Brief » Below are some entries. Copy each line that holds the string "再シミュレーション".
*** Opening Data supplied ***
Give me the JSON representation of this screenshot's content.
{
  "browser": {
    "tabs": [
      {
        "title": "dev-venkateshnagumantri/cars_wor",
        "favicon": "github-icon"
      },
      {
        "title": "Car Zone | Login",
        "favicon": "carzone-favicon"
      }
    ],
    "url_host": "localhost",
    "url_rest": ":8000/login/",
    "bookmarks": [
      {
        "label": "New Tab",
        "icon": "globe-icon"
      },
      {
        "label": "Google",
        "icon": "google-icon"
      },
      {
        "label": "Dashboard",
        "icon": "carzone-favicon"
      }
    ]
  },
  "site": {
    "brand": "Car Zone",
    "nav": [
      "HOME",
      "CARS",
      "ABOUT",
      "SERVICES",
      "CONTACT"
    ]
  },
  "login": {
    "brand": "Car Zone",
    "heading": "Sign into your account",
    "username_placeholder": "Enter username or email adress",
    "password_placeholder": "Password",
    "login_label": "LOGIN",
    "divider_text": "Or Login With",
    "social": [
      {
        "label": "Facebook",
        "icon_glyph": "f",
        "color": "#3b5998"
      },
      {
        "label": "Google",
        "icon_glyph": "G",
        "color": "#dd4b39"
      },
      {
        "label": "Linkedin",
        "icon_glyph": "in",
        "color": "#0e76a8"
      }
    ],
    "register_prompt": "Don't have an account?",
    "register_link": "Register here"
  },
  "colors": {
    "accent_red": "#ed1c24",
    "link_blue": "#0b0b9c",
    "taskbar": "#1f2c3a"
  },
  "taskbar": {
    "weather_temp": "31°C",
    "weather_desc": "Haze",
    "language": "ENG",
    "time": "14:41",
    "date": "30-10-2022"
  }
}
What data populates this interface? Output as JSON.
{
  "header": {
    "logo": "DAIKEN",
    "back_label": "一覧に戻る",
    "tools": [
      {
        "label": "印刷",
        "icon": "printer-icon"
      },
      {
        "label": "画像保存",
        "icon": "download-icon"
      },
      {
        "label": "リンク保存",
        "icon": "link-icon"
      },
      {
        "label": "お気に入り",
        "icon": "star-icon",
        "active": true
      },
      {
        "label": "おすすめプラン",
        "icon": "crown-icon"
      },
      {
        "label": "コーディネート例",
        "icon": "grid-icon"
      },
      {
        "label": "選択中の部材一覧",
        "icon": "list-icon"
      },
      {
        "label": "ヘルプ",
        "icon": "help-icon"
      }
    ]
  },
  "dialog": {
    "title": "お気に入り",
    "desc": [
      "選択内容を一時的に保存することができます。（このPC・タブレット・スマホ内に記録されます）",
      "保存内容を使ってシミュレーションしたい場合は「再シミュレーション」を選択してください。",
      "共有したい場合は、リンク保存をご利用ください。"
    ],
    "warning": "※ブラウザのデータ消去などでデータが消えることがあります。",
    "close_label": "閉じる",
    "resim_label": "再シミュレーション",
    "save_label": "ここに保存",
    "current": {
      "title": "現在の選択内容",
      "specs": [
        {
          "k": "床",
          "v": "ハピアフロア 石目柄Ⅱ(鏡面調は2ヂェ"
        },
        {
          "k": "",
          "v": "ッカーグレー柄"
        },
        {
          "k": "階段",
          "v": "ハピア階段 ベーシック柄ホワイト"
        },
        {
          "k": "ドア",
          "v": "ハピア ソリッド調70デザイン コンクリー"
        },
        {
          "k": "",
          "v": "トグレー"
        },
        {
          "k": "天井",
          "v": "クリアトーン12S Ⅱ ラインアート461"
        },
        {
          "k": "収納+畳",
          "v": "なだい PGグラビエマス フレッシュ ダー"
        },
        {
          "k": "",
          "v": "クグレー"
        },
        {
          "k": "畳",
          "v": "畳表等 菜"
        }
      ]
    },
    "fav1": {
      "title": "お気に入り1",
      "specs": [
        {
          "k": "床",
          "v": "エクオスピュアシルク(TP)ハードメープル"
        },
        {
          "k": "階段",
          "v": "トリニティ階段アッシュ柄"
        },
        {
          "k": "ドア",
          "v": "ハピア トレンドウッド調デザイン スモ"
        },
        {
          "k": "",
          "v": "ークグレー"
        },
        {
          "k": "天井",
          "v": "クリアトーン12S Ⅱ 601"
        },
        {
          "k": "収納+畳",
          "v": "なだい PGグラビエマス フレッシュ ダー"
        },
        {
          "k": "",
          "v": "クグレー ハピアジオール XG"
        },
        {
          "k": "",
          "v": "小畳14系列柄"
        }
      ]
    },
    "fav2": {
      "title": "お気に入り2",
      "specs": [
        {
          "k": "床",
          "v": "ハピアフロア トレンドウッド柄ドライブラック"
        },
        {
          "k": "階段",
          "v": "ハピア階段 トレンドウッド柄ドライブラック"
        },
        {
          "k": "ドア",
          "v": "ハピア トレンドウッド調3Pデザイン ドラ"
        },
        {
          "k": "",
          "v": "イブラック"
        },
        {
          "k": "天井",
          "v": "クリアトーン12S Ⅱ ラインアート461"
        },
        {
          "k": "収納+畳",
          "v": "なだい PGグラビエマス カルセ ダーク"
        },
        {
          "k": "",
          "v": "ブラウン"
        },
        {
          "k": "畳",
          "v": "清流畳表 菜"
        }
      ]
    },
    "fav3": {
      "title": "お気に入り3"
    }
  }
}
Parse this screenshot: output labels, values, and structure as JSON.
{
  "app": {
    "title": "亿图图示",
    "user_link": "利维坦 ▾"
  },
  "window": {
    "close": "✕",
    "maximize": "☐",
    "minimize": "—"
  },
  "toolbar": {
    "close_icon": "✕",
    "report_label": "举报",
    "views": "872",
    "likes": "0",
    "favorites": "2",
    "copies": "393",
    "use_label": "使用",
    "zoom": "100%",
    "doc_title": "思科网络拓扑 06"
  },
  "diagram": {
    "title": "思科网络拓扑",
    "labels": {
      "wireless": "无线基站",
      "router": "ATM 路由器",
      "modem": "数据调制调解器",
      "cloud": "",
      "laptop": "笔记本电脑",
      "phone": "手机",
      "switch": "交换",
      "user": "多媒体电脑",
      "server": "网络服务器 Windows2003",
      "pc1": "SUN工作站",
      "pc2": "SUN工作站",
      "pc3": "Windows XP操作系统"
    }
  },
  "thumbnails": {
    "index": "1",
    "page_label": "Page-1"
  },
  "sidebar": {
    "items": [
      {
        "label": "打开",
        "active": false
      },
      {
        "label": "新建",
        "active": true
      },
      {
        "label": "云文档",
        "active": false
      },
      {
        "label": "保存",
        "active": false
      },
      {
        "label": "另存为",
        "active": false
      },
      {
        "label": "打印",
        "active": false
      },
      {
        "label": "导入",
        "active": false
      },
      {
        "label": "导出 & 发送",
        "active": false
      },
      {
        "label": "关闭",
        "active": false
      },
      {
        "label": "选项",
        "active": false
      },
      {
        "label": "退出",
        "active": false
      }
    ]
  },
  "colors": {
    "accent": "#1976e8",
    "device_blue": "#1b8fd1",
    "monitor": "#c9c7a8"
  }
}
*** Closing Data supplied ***
Written reply »
      "保存内容を使ってシミュレーションしたい場合は「再シミュレーション」を選択してください。",
    "resim_label": "再シミュレーション",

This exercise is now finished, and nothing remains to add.